Cale Johnson is professor of the history of knowledge in the ancient world (Wissensgeschichte des Altertums) at Freie Universität Berlin.
His research focuses on the origin and early development of writing in Mesopotamia and the history of Babylonian medicine.
His current work on proto-cuneiform looks into how iconic representations of vessels were used to extend the proto-cuneiform writing after its initial invention, in particular how they were used to encode social roles and offices in the context of diacritical feasts at the end of the fourth millennium BCE.
Over the last decade, Johnson has also focused on making sense of the compendia at the heart of the Babylonian medical tradition, including work on the BabMed Project.

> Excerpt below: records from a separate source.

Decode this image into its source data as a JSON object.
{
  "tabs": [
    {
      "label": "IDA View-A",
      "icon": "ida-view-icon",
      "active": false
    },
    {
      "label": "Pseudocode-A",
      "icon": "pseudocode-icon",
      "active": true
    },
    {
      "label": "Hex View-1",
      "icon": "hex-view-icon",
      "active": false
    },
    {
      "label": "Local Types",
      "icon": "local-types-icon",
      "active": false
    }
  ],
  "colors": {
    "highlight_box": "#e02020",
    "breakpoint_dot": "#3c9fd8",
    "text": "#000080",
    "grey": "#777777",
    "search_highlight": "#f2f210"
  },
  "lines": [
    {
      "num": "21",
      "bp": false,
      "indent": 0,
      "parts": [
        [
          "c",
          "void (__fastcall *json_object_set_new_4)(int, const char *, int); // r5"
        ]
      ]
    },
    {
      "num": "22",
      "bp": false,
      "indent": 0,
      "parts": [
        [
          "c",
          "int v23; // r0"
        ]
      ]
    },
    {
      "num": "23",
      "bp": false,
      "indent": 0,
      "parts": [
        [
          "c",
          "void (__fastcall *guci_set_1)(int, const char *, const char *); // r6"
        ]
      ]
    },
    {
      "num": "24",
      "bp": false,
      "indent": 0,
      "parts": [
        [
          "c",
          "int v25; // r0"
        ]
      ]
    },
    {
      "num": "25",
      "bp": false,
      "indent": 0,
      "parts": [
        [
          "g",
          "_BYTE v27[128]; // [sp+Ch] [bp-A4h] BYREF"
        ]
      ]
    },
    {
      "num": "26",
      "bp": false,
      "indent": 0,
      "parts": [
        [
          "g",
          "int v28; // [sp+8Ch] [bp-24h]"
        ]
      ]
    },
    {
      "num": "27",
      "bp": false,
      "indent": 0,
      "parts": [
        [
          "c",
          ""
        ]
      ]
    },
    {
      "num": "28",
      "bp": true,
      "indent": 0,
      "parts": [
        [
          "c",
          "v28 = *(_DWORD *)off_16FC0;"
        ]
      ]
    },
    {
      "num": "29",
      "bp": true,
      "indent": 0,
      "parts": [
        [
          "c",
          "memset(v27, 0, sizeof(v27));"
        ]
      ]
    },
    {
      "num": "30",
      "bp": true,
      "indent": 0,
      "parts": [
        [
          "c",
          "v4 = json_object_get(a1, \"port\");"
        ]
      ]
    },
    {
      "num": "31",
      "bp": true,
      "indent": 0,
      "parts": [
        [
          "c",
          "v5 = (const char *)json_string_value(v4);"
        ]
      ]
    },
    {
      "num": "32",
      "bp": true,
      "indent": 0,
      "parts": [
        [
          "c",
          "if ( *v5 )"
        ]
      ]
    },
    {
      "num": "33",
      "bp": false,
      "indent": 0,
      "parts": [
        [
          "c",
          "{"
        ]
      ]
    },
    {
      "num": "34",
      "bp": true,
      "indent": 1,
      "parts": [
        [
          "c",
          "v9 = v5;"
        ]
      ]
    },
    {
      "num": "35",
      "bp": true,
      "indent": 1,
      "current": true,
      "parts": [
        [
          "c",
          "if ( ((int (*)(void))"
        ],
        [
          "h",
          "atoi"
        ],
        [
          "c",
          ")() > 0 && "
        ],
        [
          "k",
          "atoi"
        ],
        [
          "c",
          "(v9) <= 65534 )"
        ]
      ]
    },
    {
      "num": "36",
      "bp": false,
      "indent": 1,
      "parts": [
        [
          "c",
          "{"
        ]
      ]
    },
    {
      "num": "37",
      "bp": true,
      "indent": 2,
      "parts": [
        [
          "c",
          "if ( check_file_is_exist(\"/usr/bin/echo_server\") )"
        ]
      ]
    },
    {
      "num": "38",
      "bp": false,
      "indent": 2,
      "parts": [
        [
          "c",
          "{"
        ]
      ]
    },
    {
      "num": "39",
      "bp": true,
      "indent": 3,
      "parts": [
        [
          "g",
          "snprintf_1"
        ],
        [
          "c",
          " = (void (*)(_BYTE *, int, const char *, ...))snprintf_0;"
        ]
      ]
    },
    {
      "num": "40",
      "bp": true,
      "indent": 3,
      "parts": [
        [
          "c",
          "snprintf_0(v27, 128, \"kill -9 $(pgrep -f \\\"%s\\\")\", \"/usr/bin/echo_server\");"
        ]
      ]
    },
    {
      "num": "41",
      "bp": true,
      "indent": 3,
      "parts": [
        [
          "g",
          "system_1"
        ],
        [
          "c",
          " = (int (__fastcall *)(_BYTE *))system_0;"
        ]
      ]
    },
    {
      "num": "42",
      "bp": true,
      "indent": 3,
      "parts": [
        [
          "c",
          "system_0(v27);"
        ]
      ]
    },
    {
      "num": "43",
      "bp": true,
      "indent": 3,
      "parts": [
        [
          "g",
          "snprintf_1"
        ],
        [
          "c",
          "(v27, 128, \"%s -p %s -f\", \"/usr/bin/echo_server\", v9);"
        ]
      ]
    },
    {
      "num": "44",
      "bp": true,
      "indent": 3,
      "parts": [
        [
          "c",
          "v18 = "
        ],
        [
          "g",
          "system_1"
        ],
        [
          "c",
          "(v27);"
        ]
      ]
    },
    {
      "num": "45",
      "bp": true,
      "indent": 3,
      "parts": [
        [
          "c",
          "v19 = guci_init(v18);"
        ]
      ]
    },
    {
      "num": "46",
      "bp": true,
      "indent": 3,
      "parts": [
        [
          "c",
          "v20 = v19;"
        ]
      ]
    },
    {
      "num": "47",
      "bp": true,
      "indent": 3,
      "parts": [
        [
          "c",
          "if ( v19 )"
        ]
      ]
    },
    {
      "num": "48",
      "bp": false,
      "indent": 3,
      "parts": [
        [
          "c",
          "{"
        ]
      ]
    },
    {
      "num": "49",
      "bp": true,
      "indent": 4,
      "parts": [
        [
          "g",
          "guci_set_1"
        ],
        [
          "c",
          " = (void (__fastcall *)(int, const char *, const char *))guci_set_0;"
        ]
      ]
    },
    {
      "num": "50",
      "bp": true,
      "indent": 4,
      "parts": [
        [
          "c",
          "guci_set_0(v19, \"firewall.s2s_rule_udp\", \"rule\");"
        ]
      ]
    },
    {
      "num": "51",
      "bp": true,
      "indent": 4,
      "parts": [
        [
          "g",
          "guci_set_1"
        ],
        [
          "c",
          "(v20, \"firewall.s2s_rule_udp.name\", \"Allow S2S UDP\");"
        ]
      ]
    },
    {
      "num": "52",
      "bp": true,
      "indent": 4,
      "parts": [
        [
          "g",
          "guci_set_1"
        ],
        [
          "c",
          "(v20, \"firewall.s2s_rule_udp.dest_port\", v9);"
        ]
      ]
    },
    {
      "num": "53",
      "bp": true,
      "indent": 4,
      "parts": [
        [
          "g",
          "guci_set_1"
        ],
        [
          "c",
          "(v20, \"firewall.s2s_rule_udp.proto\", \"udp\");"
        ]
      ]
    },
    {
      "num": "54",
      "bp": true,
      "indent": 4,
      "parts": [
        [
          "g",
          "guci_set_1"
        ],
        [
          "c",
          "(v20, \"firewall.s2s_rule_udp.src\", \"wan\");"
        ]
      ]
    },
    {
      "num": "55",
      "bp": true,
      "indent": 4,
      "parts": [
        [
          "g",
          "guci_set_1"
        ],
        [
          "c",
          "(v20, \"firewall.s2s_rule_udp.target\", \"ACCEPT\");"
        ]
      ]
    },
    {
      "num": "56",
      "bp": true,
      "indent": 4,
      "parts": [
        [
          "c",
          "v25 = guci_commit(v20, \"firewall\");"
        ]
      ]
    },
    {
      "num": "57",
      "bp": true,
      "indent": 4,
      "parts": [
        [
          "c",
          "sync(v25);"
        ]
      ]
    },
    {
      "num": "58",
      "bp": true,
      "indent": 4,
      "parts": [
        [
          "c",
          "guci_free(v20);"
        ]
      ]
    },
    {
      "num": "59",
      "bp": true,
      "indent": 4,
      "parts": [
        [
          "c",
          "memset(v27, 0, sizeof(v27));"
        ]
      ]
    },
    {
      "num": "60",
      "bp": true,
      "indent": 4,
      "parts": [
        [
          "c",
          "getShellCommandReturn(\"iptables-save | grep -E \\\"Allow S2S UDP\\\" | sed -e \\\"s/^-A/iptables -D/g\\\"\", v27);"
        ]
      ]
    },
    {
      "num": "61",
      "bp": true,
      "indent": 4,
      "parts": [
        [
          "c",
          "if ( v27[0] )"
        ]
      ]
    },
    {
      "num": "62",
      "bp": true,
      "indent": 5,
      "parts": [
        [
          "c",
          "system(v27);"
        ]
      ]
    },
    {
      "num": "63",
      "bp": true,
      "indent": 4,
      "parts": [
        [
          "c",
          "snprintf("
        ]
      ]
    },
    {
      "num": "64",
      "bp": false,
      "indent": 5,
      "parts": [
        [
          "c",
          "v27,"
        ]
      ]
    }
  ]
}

He is currently finishing an edition of the gastrointestinal treatise from the Nineveh Medical Encyclopedia in collaboration with Krisztián Simkó.
Cale Johnson studied Assyriology, comparative Semitics, and linguistics at UCLA, receiving his PhD in Assyriology in 2004 with a dissertation on applicative constructions in Sumerian. After postdoctoral positions in Los Angeles and Berlin, he was university lecturer in Assyriology at Universiteit Leiden and senior lecturer at the University of Birmingham, and was appointed professor at Freie Universität Berlin in 2020.
Find out more about Cale Johnson on the FU website.